Read more »

Delegates from Muslim Brotherhood in Washington DC

One year later in Tahrir square, Zeinab Mohamed (via Flickr)

Delegates from the Freedom and Justice Party, a group affiliated with the Muslim Brotherhood, arrived in Washington DC this week to meet with White House officials, members of Congress, media and the general public to discuss their plans for what they wish to accomplish in the Middle East. At Georgetown University, they discussed issues such as women’s rights, religious minorities and the role of Islam in government. From NPR:

“It’s not necessarily just a PR campaign, but mainly we would like to get to know one another more,” said Dr. Abdul Mawgoud Dardery, a lawmaker who is part of the delegation. He said it’s “very important to understand the American concerns and they understand our aspirations as Egyptians, after the Egyptian revolution.”

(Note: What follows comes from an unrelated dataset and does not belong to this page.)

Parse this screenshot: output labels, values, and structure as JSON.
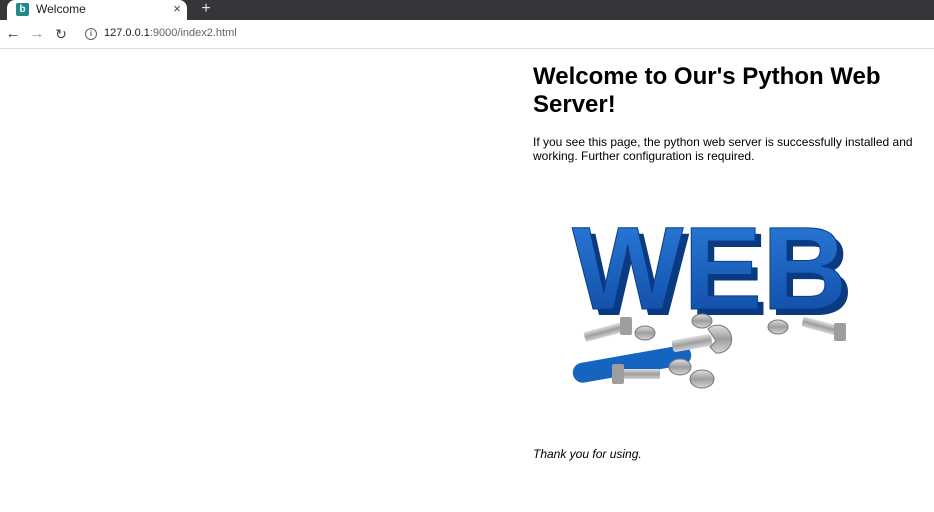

The Muslim Brotherhood has emerged as a powerful force in Egypt’s political landscape. They control more than two-thirds of parliamentary seats. They recently announced that they would present a candidate in the presidential elections of Egypt, breaking away from a pledge not to do so. Officials in Washington are concerned that Islamic governments, such as the ones that emerged in Egypt and Tunisia and Morocco may have an agenda very different from relationships previously established.

America Abroad’s Katherine Lanpher speaks with Shadi Hamid, Director of Research at the Brookings Doha Center, and Robert Satloff, Executive Director of the Washington Institute for Near East Policy, about whether and how the US should engage with Islamists. Read more »

Bahrain uprisings one year later

March 10, 2011. A powerful message of protest in Pearl Square in Manama. Photo: Susan Schulman

On the 1-year anniversary of the pro-democracy demonstrations in Bahrain, protesters and activists took to the streets to demand an end to the monarchy and the establishment of a parliamentary democracy. Police fired back tear gas to disperse the crowds. The Pearl Square roundabout that was the center of the protest movement was blocked off and people turned away.

Since the violence began a year ago, over 60 civilians have died with 120 injured this week alone. Bahrain has been in turmoil with clashes between the Sunni-ruled monarchy and the Shi’a protesters. Shiites account for about 70 percent of Bahrain’s population of some 525,000 people, but say they have faced decades of discrimination and are blocked from top political and security posts. Each accuse the other of rejecting dialogue.

From Reuters:

Jasim Husain, a former lawmaker from the Shi’ite Wefaq party, the largest opposition faction, said Wefaq members had met Royal Court Minister Sheikh Khaled bin Ahmed, seen as a powerful figure in the ruling Al-Khalifa family.

“There is fresh attention now, but the authorities have to show seriousness,” he said, without giving details. “The new thing is that the government is increasingly becoming a partner and realizing that the security cannot solve the issue.”

From BBC:

In an interview with the German magazine Der Spiegel on Monday, King Hamad dismissed the opposition’s complaints.

“We have made political reforms. We have just passed a number of amendments to the constitution which allow parliament to dismiss the government,” he said. “We invited everyone with openness. But some people boycotted the election and certain people just walked out of parliament. If you want a better system you have to join.”

Bahrain is a strategic ally for the U.S. The Fifth Fleet is stationed there and is responsible for patrolling the Persian Gulf in this heavily trafficked area where much of the world’s oil is transported. Bahrain is also allied with the Saudis and serves as crucial partner to U.S. interests in the region.

America Abroad talked with Kristin Smith Diwan, assistant professor at American University’s School of International Service, and an expert on the Gulf on Iranian influence in Bahrain and U.S.-Saudi interests. Read more »